- **Work task**: An identical reprint of the entire listing below is expected.

+ + + + + + +

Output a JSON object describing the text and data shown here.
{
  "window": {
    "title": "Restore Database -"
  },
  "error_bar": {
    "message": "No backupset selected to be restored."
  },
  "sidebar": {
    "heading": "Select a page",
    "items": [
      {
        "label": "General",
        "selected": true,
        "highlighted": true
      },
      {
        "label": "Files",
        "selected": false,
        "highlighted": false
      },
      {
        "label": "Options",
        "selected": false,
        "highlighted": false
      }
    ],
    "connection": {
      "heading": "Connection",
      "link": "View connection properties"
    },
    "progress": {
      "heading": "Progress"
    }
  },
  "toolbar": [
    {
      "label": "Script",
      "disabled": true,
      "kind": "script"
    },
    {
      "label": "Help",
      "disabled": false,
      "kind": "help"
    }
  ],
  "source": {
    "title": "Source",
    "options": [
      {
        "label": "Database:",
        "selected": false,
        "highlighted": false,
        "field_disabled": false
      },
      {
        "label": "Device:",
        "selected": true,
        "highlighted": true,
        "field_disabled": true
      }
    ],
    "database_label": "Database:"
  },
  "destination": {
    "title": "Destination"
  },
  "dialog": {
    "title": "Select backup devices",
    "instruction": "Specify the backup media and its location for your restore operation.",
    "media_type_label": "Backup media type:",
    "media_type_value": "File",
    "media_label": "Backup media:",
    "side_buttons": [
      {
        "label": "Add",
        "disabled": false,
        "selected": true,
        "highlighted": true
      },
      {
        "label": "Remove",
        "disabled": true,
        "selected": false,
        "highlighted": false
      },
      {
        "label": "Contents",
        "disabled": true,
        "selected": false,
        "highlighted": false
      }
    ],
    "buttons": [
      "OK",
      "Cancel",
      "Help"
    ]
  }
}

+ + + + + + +

- **Written solution**:
Output a JSON object describing the text and data shown here.
{
  "window": {
    "title": "Restore Database -"
  },
  "error_bar": {
    "message": "No backupset selected to be restored."
  },
  "sidebar": {
    "heading": "Select a page",
    "items": [
      {
        "label": "General",
        "selected": true,
        "highlighted": true
      },
      {
        "label": "Files",
        "selected": false,
        "highlighted": false
      },
      {
        "label": "Options",
        "selected": false,
        "highlighted": false
      }
    ],
    "connection": {
      "heading": "Connection",
      "link": "View connection properties"
    },
    "progress": {
      "heading": "Progress"
    }
  },
  "toolbar": [
    {
      "label": "Script",
      "disabled": true,
      "kind": "script"
    },
    {
      "label": "Help",
      "disabled": false,
      "kind": "help"
    }
  ],
  "source": {
    "title": "Source",
    "options": [
      {
        "label": "Database:",
        "selected": false,
        "highlighted": false,
        "field_disabled": false
      },
      {
        "label": "Device:",
        "selected": true,
        "highlighted": true,
        "field_disabled": true
      }
    ],
    "database_label": "Database:"
  },
  "destination": {
    "title": "Destination"
  },
  "dialog": {
    "title": "Select backup devices",
    "instruction": "Specify the backup media and its location for your restore operation.",
    "media_type_label": "Backup media type:",
    "media_type_value": "File",
    "media_label": "Backup media:",
    "side_buttons": [
      {
        "label": "Add",
        "disabled": false,
        "selected": true,
        "highlighted": true
      },
      {
        "label": "Remove",
        "disabled": true,
        "selected": false,
        "highlighted": false
      },
      {
        "label": "Contents",
        "disabled": true,
        "selected": false,
        "highlighted": false
      }
    ],
    "buttons": [
      "OK",
      "Cancel",
      "Help"
    ]
  }
}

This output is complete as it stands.